◆ **Data items**:
= = = =
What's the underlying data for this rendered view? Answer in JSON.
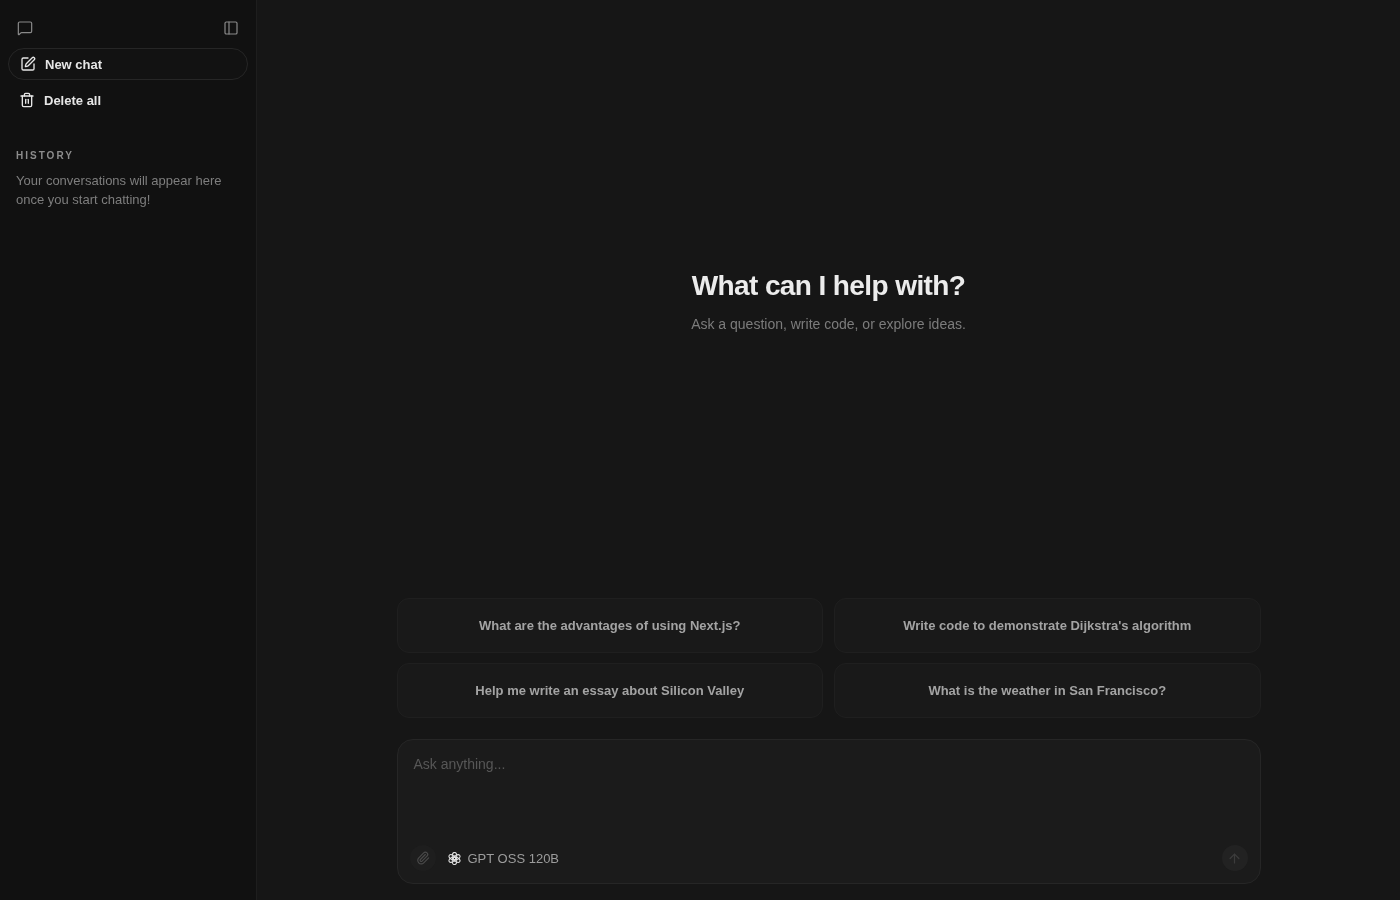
{
  "sidebar": {
    "actions": [
      {
        "kind": "new",
        "label": "New chat"
      },
      {
        "kind": "delete",
        "label": "Delete all"
      }
    ],
    "history": {
      "heading": "HISTORY",
      "empty_message": "Your conversations will appear here once you start chatting!"
    }
  },
  "hero": {
    "title": "What can I help with?",
    "subtitle": "Ask a question, write code, or explore ideas."
  },
  "suggestions": [
    "What are the advantages of using Next.js?",
    "Write code to demonstrate Dijkstra's algorithm",
    "Help me write an essay about Silicon Valley",
    "What is the weather in San Francisco?"
  ],
  "composer": {
    "placeholder": "Ask anything...",
    "model": "GPT OSS 120B",
    "send_disabled": true
  }
}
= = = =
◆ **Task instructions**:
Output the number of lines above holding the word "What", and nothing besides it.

◆ **Answer to this exercise**:
4